Yes, Virginia, there is such a thing as a zombie foreclosure.
Online real estate brokerage and data analysis company RealtyTrac reports that foreclosure activity was down in both Illinois and DuPage County in August — both year-over-year and month-over-month. The good news does not quite make up for the sting of the report released by RealtyTrac in June. Illinois, it seems, ranks fourth among the 50 states and the District of Columbia for zombie foreclosures.
RealtyTrac defines zombie foreclosures as “properties that have started the foreclosure process but never been foreclosed and the homeowner has vacated the property.” Not too complicated, right?
We have all heard about or perhaps even experienced the pain of prolonged foreclosures. During the mortgage meltdown, lenders were foreclosing with undue haste and without proper documentation. It took some time to clear up the mess, and some communities are still dealing with a backlog. So, it seems that Zombies make up the backlog.
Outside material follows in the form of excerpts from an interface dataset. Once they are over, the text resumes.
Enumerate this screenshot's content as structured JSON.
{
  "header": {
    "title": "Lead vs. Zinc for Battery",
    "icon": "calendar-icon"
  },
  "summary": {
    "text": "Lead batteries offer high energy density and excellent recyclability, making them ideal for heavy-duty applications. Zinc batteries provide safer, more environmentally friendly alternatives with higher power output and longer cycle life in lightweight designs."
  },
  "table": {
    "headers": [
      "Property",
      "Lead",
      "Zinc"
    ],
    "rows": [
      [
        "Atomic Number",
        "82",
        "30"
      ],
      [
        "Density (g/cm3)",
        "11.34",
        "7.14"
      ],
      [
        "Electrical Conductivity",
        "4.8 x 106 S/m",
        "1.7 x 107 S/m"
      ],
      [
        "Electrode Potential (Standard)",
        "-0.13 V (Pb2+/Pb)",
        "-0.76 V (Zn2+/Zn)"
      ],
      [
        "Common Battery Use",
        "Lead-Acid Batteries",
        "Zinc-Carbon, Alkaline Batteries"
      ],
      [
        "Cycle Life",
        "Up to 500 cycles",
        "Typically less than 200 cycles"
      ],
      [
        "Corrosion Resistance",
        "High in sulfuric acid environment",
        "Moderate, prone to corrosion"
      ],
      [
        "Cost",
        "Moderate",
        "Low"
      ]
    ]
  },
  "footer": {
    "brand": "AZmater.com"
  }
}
However, while the definition sounds neutral enough, a closer look at word choice and a little more research into the foreclosures themselves tell a different story. According to critics, lenders have more control over the matter than the definition suggests. And the upshot is that borrowers not only lose their homes, but they lose the chance to re-enter the housing market.
Where do Fannie Mae and Freddie Mac fit in here? We’ll explain more in our next post.
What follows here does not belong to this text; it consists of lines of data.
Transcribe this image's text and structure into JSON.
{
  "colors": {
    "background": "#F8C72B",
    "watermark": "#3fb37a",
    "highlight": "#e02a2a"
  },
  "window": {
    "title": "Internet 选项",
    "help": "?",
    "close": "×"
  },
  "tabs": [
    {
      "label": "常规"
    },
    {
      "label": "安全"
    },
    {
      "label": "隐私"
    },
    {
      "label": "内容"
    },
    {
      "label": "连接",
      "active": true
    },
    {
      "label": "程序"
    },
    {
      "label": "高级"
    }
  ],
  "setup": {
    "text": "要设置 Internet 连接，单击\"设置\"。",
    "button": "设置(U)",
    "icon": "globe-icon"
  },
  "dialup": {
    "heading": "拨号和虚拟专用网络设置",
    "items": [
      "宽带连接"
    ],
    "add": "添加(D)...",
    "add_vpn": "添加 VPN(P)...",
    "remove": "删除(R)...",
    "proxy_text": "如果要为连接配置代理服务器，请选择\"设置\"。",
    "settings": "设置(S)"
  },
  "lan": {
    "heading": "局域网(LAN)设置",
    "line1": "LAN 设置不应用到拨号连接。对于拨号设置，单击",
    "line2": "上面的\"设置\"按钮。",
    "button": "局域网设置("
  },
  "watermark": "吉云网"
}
Washington Post, “House Lawyer: New federal loan guidelines ease the sting of ‘zombie foreclosures’,” Harvey S. Jacobs, Sept. 25, 2014
RealtyTrac, “Zombie Foreclosures Still A Lingering Legacy of the Housing Crisis,” Ginny Walker, June 25, 2014